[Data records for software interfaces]
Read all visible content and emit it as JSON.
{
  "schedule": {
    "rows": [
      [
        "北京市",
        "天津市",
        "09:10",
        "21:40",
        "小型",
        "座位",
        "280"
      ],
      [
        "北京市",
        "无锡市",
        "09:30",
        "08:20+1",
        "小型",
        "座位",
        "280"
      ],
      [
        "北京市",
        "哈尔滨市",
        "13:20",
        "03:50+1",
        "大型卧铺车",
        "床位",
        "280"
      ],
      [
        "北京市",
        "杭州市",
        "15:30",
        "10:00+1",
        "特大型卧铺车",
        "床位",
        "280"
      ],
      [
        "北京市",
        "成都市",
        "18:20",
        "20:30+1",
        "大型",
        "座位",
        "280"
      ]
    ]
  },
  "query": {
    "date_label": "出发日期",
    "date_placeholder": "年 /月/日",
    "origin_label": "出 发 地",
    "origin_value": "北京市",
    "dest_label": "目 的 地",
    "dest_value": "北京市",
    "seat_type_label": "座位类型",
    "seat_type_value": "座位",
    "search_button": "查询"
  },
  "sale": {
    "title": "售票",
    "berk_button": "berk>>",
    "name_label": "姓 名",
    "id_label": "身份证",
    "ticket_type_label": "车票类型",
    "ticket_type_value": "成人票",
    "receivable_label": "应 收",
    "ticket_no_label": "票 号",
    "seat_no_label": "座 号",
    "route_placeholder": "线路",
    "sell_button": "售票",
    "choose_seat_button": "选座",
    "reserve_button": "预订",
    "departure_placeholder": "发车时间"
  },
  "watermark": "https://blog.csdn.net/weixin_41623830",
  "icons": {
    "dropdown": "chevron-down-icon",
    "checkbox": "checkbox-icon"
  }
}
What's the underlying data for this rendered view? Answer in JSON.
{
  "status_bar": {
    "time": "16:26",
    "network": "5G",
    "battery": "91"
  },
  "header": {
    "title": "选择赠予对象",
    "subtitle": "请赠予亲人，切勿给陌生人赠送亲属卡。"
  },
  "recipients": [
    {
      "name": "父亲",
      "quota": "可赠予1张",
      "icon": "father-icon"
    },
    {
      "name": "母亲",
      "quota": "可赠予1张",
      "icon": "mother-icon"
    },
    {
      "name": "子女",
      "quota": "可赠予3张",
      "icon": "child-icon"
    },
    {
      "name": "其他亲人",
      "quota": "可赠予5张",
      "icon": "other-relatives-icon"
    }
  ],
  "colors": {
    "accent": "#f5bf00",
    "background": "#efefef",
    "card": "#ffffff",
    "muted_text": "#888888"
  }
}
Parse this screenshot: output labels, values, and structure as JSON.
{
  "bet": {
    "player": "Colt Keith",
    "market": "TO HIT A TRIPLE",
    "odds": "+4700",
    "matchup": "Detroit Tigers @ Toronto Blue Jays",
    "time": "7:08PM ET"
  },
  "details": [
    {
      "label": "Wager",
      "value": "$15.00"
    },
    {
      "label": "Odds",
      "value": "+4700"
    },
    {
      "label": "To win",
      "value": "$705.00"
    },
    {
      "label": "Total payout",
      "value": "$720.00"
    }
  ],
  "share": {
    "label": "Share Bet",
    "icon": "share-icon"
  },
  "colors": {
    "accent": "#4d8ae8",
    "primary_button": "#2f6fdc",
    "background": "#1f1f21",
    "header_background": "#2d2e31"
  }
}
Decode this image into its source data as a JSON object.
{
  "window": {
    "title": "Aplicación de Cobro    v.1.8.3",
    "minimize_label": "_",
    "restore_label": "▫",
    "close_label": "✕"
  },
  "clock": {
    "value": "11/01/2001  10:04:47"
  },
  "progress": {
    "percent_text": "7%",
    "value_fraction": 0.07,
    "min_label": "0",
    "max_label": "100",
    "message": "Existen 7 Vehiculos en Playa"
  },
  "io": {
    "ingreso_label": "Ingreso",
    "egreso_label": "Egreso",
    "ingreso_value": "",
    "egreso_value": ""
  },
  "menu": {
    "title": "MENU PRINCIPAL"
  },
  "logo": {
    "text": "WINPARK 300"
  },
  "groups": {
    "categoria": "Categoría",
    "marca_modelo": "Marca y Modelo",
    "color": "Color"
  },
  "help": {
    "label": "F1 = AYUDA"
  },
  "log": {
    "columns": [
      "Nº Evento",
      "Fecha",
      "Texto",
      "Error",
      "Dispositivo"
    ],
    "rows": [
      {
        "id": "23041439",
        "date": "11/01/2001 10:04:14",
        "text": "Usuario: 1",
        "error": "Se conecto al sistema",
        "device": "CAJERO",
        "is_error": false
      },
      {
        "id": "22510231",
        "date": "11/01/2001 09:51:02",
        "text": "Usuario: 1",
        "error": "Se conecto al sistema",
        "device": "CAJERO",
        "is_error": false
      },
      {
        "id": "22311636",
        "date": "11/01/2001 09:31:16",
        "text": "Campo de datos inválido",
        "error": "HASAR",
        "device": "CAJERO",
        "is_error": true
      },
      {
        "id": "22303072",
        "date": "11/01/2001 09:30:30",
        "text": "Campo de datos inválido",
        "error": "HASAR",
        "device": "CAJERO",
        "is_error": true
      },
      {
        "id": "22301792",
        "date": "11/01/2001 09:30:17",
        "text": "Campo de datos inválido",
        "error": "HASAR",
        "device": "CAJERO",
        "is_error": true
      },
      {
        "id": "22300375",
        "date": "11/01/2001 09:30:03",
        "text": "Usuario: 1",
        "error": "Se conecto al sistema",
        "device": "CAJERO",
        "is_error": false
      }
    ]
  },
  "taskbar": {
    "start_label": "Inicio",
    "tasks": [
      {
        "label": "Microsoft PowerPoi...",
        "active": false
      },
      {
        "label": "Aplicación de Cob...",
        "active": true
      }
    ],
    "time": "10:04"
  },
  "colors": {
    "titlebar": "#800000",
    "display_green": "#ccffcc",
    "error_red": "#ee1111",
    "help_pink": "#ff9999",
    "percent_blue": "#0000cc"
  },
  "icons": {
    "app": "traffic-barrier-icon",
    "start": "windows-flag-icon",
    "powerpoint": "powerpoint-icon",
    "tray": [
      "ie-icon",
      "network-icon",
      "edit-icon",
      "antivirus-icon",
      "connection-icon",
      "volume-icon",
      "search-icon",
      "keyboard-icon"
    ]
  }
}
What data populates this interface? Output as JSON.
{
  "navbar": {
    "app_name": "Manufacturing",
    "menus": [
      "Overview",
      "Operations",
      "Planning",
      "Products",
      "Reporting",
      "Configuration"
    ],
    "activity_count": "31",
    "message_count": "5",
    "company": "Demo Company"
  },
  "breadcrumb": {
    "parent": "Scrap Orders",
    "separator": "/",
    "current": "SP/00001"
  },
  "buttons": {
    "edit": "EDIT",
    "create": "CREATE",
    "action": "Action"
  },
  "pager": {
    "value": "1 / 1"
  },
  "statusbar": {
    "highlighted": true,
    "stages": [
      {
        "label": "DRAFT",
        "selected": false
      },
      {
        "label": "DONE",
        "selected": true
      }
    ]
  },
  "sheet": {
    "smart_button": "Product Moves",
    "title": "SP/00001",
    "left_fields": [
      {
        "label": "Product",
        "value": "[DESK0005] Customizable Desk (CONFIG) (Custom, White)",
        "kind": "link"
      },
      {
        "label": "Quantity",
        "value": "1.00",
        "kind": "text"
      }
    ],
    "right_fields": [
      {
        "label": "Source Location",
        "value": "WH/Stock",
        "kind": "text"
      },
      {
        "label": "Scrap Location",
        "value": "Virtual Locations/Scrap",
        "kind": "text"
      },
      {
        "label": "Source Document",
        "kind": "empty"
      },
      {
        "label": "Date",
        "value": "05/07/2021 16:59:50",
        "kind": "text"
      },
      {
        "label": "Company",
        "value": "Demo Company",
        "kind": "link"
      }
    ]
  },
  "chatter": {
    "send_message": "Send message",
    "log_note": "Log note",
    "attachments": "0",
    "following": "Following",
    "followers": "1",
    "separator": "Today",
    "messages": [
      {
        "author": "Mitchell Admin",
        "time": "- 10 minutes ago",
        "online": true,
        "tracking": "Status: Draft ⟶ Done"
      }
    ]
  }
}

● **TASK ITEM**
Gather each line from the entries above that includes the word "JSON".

● **RESPONSE BELOW**
Read all visible content and emit it as JSON.
What's the underlying data for this rendered view? Answer in JSON.
Parse this screenshot: output labels, values, and structure as JSON.
Decode this image into its source data as a JSON object.
What data populates this interface? Output as JSON.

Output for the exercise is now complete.